Tory MP tells BBC Newsnight: Gay marriage is ‘divisive’
Tue, 18 Dec 2012
Redefining marriage is “very divisive”, “ill thought-out” and could have unintended consequences, a Conservative MP has told the BBC Newsnight programme.
Anne McIntosh MP was one of 58 parliamentarians who signed a letter to The Daily Telegraph this week warning against bringing in same-sex marriage.
Speaking last night she raised the issue of the hundreds of thousands of people who have signed the Coalition for Marriage’s petition against the Government’s plans.
Other commentators told of the damaging effects of the same-sex marriage plans, and said that the issue is contentious among local Conservative activists.
Pollster Andrew Hawkins said a majority of the public think the move is “just a PR trick” by David Cameron.
And a prominent Tory blogger who supports same-sex marriage admitted that the omission of the plan in the Party’s manifesto was an issue.
Conservative backbencher Stewart Jackson said MPs are “puzzled” about why the Government is ploughing ahead with redefining marriage at this time.
Anne McIntosh, the MP for Thirsk and Malton, warned about the “law of unintended consequences” if marriage is redefined but also noted that she supports civil partnerships.
Geoffrey Vero, the President of Michael Gove’s Surrey Heath Conservative Association said the issue is “highly controversial”.
And James Hollingsworth, the Chairman of the Derbyshire Dales Conservative Association, said same-sex marriage was “probably the most divisive” issue he had ever seen among Party members.
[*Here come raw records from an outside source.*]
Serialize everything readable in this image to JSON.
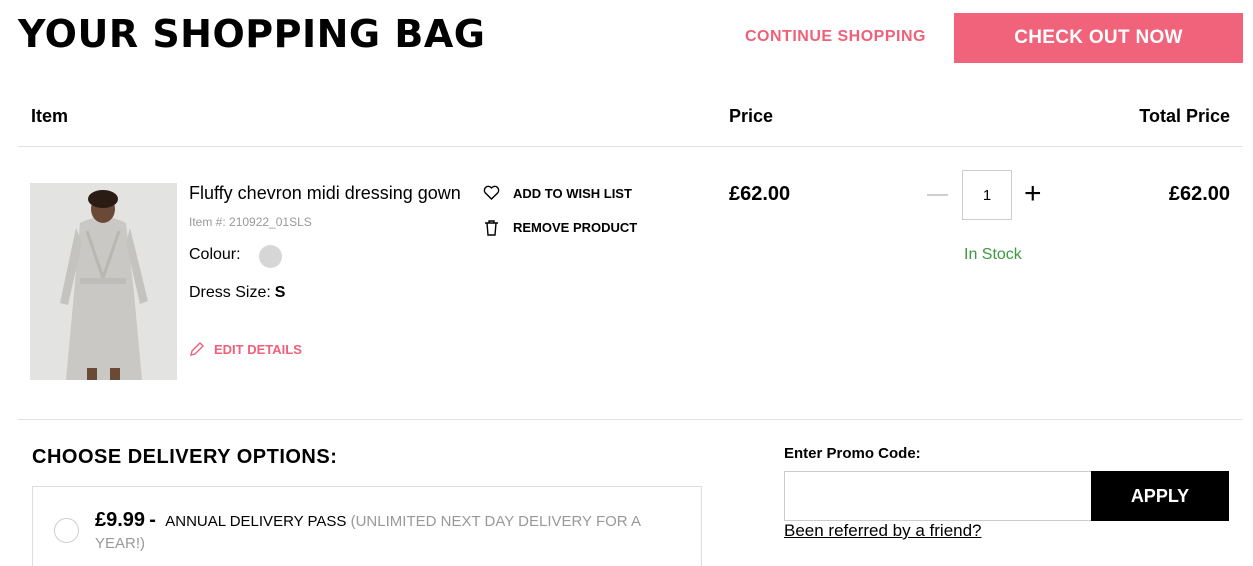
{
  "header": {
    "title": "YOUR SHOPPING BAG",
    "continue_label": "CONTINUE SHOPPING",
    "checkout_label": "CHECK OUT NOW"
  },
  "columns": {
    "item": "Item",
    "price": "Price",
    "total": "Total Price"
  },
  "product": {
    "name": "Fluffy chevron midi dressing gown",
    "sku": "Item #: 210922_01SLS",
    "colour_label": "Colour:",
    "colour_swatch": "#d6d6d6",
    "size_label": "Dress Size:",
    "size_value": "S",
    "edit_label": "EDIT DETAILS",
    "wish_label": "ADD TO WISH LIST",
    "remove_label": "REMOVE PRODUCT",
    "price": "£62.00",
    "quantity": "1",
    "stock": "In Stock",
    "total": "£62.00"
  },
  "delivery": {
    "title": "CHOOSE DELIVERY OPTIONS:",
    "options": [
      {
        "price": "£9.99",
        "dash": "-",
        "name": "ANNUAL DELIVERY PASS",
        "desc": "(UNLIMITED NEXT DAY DELIVERY FOR A YEAR!)"
      }
    ]
  },
  "promo": {
    "label": "Enter Promo Code:",
    "value": "",
    "apply_label": "APPLY",
    "referred_label": "Been referred by a friend?"
  },
  "colors": {
    "accent": "#f0637a",
    "stock": "#3c9a40"
  },
  "icons": {
    "wish": "heart-icon",
    "remove": "trash-icon",
    "edit": "pencil-icon"
  }
}
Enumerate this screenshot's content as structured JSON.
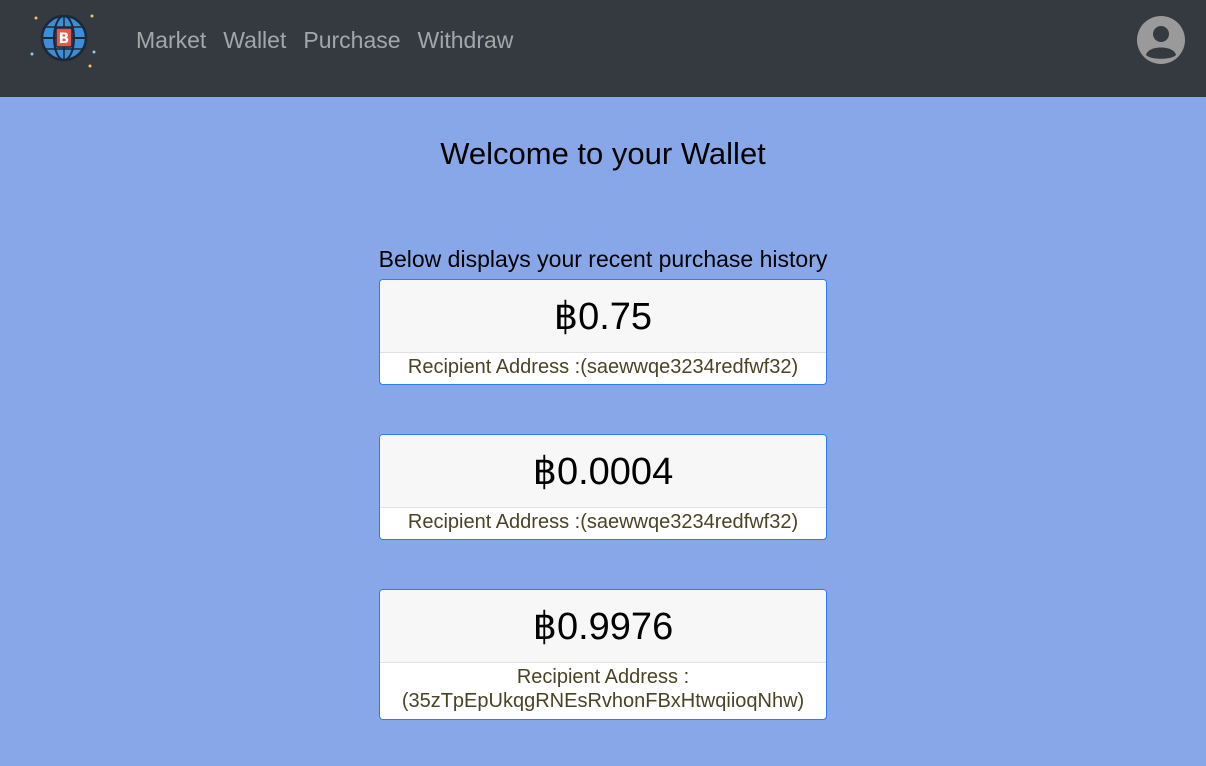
{
  "nav": {
    "links": [
      "Market",
      "Wallet",
      "Purchase",
      "Withdraw"
    ]
  },
  "main": {
    "title": "Welcome to your Wallet",
    "subtitle": "Below displays your recent purchase history",
    "transactions": [
      {
        "amount": "฿0.75",
        "recipient_label": "Recipient Address :",
        "recipient_address": "(saewwqe3234redfwf32)"
      },
      {
        "amount": "฿0.0004",
        "recipient_label": "Recipient Address :",
        "recipient_address": "(saewwqe3234redfwf32)"
      },
      {
        "amount": "฿0.9976",
        "recipient_label": "Recipient Address :",
        "recipient_address": "(35zTpEpUkqgRNEsRvhonFBxHtwqiioqNhw)"
      }
    ]
  },
  "colors": {
    "navbar_bg": "#343a40",
    "page_bg": "#87a7e8",
    "card_border": "#2e7bf6",
    "recipient_text": "#4b4326"
  },
  "icons": {
    "logo": "bitcoin-globe-icon",
    "profile": "user-avatar-icon"
  }
}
Stewart Jackson, MP for Peterborough, said: “It’s having a dramatic, calamitous effect on activists, as I understand it.
“There are hundreds, thousands of Conservative activists who are saying we’re not going to work for the Party any longer”.
Monday’s letter to The Daily Telegraph saw the parliamentarians criticise the Government for “ignoring the overwhelming public response against the plans”.
This content requires the Adobe Flash Player. Download Adobe Flash Player here.